S.Korea Oct factory activity shrinks for 6th month as new export orders return to contraction - PMI

SEOUL, Nov 1 (Reuters) - South Korea’s factory activity contracted for the sixth straight month in October but at a slightly slower pace, a private business survey showed on Friday, as cooling global demand and trade tensions continued to weigh on the export-reliant economy.

The Nikkei/Markit purchasing managers’ index (PMI) inched up to 48.4 at the beginning of the final quarter, from 48.0 in September, but remained well below the 50-point level that separates contraction from growth on a monthly basis.

Total new orders shrank at a more modest pace, but new export orders slipped back into contraction after expanding the previous month. Survey panellists reported weaker sales to Japan, China, Taiwan and Europe.

The sub-index for new export orders marked its 14th decline in the past 15 months.

“The slump in exports remains the true Achilles’ heel, however, with headwinds coming from all directions. As well as U.S.-Sino trade frictions, tensions with Japan and a stagnating European economy have significantly dented order book volumes at South Korean manufacturers,” said Joe Hayes, economist at IHS Markit.

Despite increased operating costs, companies lowered output prices to boost demand and improve competitiveness, and reduced staffing levels for the sixth month in a row.

“Firms are trying to bolster sales by reducing prices, although so far this has been to little benefit. A weak outlook and deflationary risks open the door for further policy easing,” Hayes added.

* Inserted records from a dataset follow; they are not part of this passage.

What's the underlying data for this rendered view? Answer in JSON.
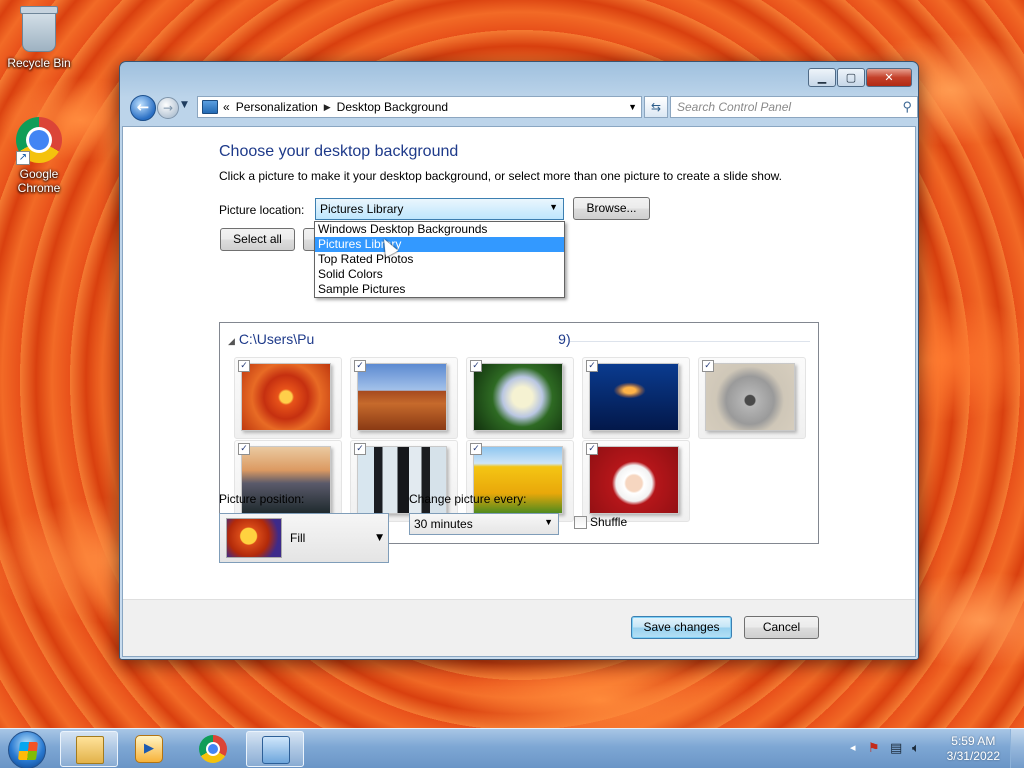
{
  "desktop": {
    "icons": [
      {
        "label": "Recycle Bin",
        "icon": "recycle-bin-icon"
      },
      {
        "label": "Google\nChrome",
        "icon": "chrome-icon"
      }
    ]
  },
  "window": {
    "address": {
      "overflow": "«",
      "crumbs": [
        "Personalization",
        "Desktop Background"
      ],
      "search_placeholder": "Search Control Panel"
    },
    "heading": "Choose your desktop background",
    "description": "Click a picture to make it your desktop background, or select more than one picture to create a slide show.",
    "picture_location_label": "Picture location:",
    "picture_location_value": "Pictures Library",
    "browse_label": "Browse...",
    "select_all_label": "Select all",
    "group_header": "C:\\Users\\Pu",
    "group_header_tail": "9)",
    "dropdown_options": [
      "Windows Desktop Backgrounds",
      "Pictures Library",
      "Top Rated Photos",
      "Solid Colors",
      "Sample Pictures"
    ],
    "dropdown_selected_index": 1,
    "pictures": [
      {
        "name": "Chrysanthemum",
        "checked": true
      },
      {
        "name": "Desert",
        "checked": true
      },
      {
        "name": "Hydrangeas",
        "checked": true
      },
      {
        "name": "Jellyfish",
        "checked": true
      },
      {
        "name": "Koala",
        "checked": true
      },
      {
        "name": "Lighthouse",
        "checked": true
      },
      {
        "name": "Penguins",
        "checked": true
      },
      {
        "name": "Tulips",
        "checked": true
      },
      {
        "name": "Santa",
        "checked": true
      }
    ],
    "picture_position_label": "Picture position:",
    "picture_position_value": "Fill",
    "change_every_label": "Change picture every:",
    "change_every_value": "30 minutes",
    "shuffle_label": "Shuffle",
    "shuffle_checked": false,
    "save_label": "Save changes",
    "cancel_label": "Cancel"
  },
  "taskbar": {
    "clock_time": "5:59 AM",
    "clock_date": "3/31/2022"
  }
}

In October, the Bank of Korea cut its policy interest rate for the second time in three months to a record low of 1.25% to support the faltering economy, and left the door open to further easing.

While the majority of PMI sub-indexes pointed to further weakness in the economy, Asia’s fourth-largest, businesses expressed optimism of a pick-up in production in the next 12 months, the survey also showed.

The future output index rose to 54.9 in October, the best reading since June 2018 and up from 52.0 in September, backed by expectations of new product launches in electronics and automobiles industries.

But the figure remained relatively subdued by historical comparison, suggesting it is too soon to expect an immediate recovery.

South Korea’s economy slowed more than expected in the third quarter, growing 0.4% from the previous quarter. nL3N2762GJ]

Reporting by Joori Roh; Editing by Kim Coghill